Nutritionists are employed at zoos to provide animals with the most nourishing foods. However, whether meals are correctly balanced is limited by human knowledge. The gorillas mentioned earlier may be regurgitating their food because they are not receiving a necessary staple in their diet. Another possibility is that they are forced to eat unusual food combinations that their stomachs cannot easily tolerate. As the Philadelphia Zoo website states, feeding monkeys unique varieties of foods is a concept about which they are “still learning." Their enrichment programs focus a great deal on “creating variety” during feedings. Unfortunately, some combinations may be less than ideal.
Further, resources are a problem. Although zebras do eat grass, they eat a specific type that has a different composition from grasses found on non-African continents. This cannot be easily corrected as it is impractical to grow a field of African plant life within a zoo enclosure for a variety of reasons. In addition to climate and seasonal differences, the introduction of foreign plants is controlled in the interest of protecting native species from cross contamination or extinction.
Some zoos ensure that social animals are housed in group settings. Similarly, they separate animals that are naturally alone or that fight upon contact. They may even design safe hiding places for species that prefer to remain elusive. However, since the point of the zoo is to display animals to the public, there will always be a human presence, as well as a way to see into enclosures. They may be allowed the opportunity to hide and escape from human “predators,” but it must still be stressful for animals to be constantly surrounded by them.
Further Zoo Animals Information: Can They Thrive Outside of Nature?
Zoos can and have taken steps to improve the quality of life of their animals.
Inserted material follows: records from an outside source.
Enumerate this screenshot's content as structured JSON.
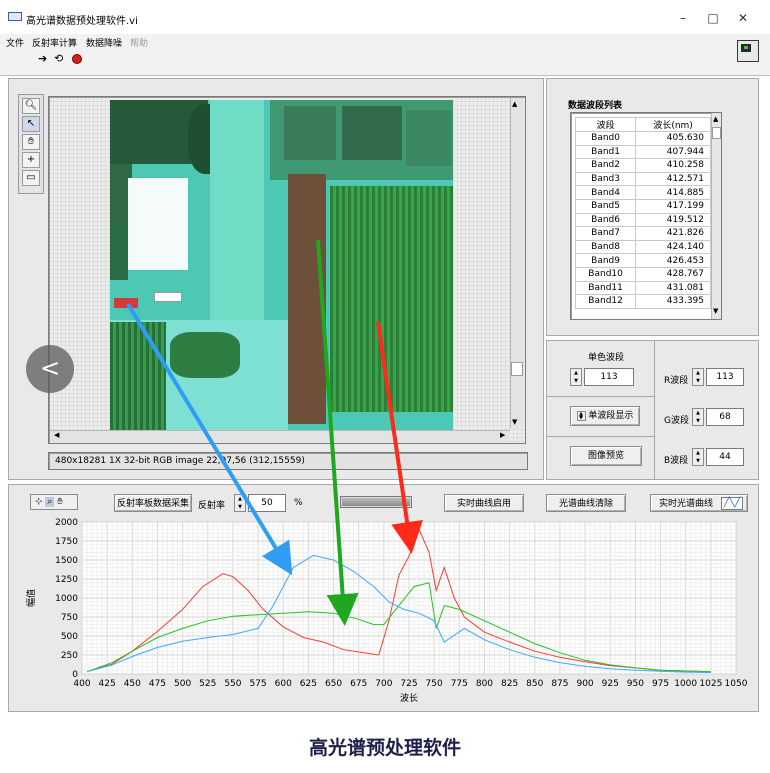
{
  "window": {
    "title": "高光谱数据预处理软件.vi",
    "minimize": "–",
    "maximize": "□",
    "close": "✕"
  },
  "menu": [
    "文件",
    "反射率计算",
    "数据降噪",
    "帮助"
  ],
  "toolbar": {
    "run_icon": "run-arrow-icon",
    "run_continuous_icon": "run-continuously-icon",
    "abort_icon": "abort-icon"
  },
  "image_panel": {
    "status": "480x18281 1X 32-bit RGB image 22,97,56      (312,15559)"
  },
  "band_list": {
    "title": "数据波段列表",
    "headers": [
      "波段",
      "波长(nm)"
    ],
    "rows": [
      [
        "Band0",
        "405.630"
      ],
      [
        "Band1",
        "407.944"
      ],
      [
        "Band2",
        "410.258"
      ],
      [
        "Band3",
        "412.571"
      ],
      [
        "Band4",
        "414.885"
      ],
      [
        "Band5",
        "417.199"
      ],
      [
        "Band6",
        "419.512"
      ],
      [
        "Band7",
        "421.826"
      ],
      [
        "Band8",
        "424.140"
      ],
      [
        "Band9",
        "426.453"
      ],
      [
        "Band10",
        "428.767"
      ],
      [
        "Band11",
        "431.081"
      ],
      [
        "Band12",
        "433.395"
      ]
    ]
  },
  "single_band": {
    "label": "单色波段",
    "value": "113",
    "show_button": "单波段显示"
  },
  "preview_button": "图像预览",
  "rgb": {
    "r_label": "R波段",
    "r_value": "113",
    "g_label": "G波段",
    "g_value": "68",
    "b_label": "B波段",
    "b_value": "44"
  },
  "bottom_toolbar": {
    "collect_button": "反射率板数据采集",
    "reflect_label": "反射率",
    "reflect_value": "50",
    "unit": "%",
    "realtime_enable_button": "实时曲线启用",
    "clear_button": "光谱曲线清除",
    "realtime_label": "实时光谱曲线"
  },
  "caption": "高光谱预处理软件",
  "colors": {
    "red": "#ff3b30",
    "green": "#22c322",
    "blue": "#3ba9ff",
    "arrow_red": "#ff2a1a",
    "arrow_green": "#1fa81f",
    "arrow_blue": "#2f9df5"
  },
  "chart_data": {
    "type": "line",
    "xlabel": "波长",
    "ylabel": "幅值",
    "xlim": [
      400,
      1050
    ],
    "ylim": [
      0,
      2000
    ],
    "xticks": [
      400,
      425,
      450,
      475,
      500,
      525,
      550,
      575,
      600,
      625,
      650,
      675,
      700,
      725,
      750,
      775,
      800,
      825,
      850,
      875,
      900,
      925,
      950,
      975,
      1000,
      1025,
      1050
    ],
    "yticks": [
      0,
      250,
      500,
      750,
      1000,
      1250,
      1500,
      1750,
      2000
    ],
    "grid": true,
    "series": [
      {
        "color": "red",
        "x": [
          405,
          430,
          450,
          475,
          500,
          520,
          540,
          550,
          565,
          580,
          600,
          620,
          640,
          660,
          680,
          695,
          705,
          715,
          725,
          735,
          745,
          752,
          760,
          770,
          780,
          800,
          825,
          850,
          875,
          900,
          925,
          950,
          975,
          1000,
          1025
        ],
        "y": [
          30,
          130,
          300,
          560,
          850,
          1150,
          1320,
          1280,
          1100,
          850,
          620,
          480,
          420,
          320,
          280,
          250,
          700,
          1300,
          1550,
          1900,
          1600,
          1100,
          1400,
          1000,
          750,
          550,
          420,
          300,
          220,
          160,
          110,
          80,
          50,
          40,
          30
        ]
      },
      {
        "color": "green",
        "x": [
          405,
          430,
          450,
          475,
          500,
          525,
          550,
          575,
          600,
          625,
          650,
          675,
          690,
          700,
          715,
          730,
          745,
          752,
          760,
          775,
          800,
          825,
          850,
          875,
          900,
          925,
          950,
          975,
          1000,
          1025
        ],
        "y": [
          30,
          150,
          300,
          480,
          600,
          700,
          760,
          780,
          800,
          820,
          800,
          720,
          650,
          650,
          900,
          1150,
          1200,
          600,
          900,
          850,
          700,
          550,
          400,
          280,
          180,
          120,
          80,
          50,
          40,
          30
        ]
      },
      {
        "color": "blue",
        "x": [
          405,
          430,
          450,
          475,
          500,
          525,
          550,
          575,
          590,
          610,
          630,
          650,
          670,
          690,
          705,
          720,
          735,
          750,
          760,
          780,
          800,
          825,
          850,
          875,
          900,
          925,
          950,
          975,
          1000,
          1025
        ],
        "y": [
          30,
          120,
          230,
          350,
          430,
          480,
          520,
          600,
          900,
          1400,
          1560,
          1500,
          1350,
          1150,
          950,
          850,
          800,
          700,
          420,
          600,
          450,
          320,
          220,
          150,
          100,
          70,
          50,
          35,
          25,
          20
        ]
      }
    ]
  }
}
But there is only so much they can do. Animals will likely continue to have limited movement, social interactions, food sources, and foraging opportunities.
Perhaps for these reasons, studies have found that zoo's elephants engage in abnormal behavior twenty-two percent of the time. Bears pace agitatedly back and forth for thirty percent of the time they are on display. Chimpanzees taken from zoos and placed in sanctuaries had hands covered in scar tissue from repeated chronic gnawing. Improvements to zoos are therefore necessary for the sake of the animals.
Unfortunately, they will always fall short of what should be provided by nature.
Zoos and Animal Welfare
Christine Van Tuyl, Book Editor
Christine Nasso, Publisher
Elizabeth Des Chenes, Managing Editor
Farmington Hills, MI: Gale Cengage Learning, 2008.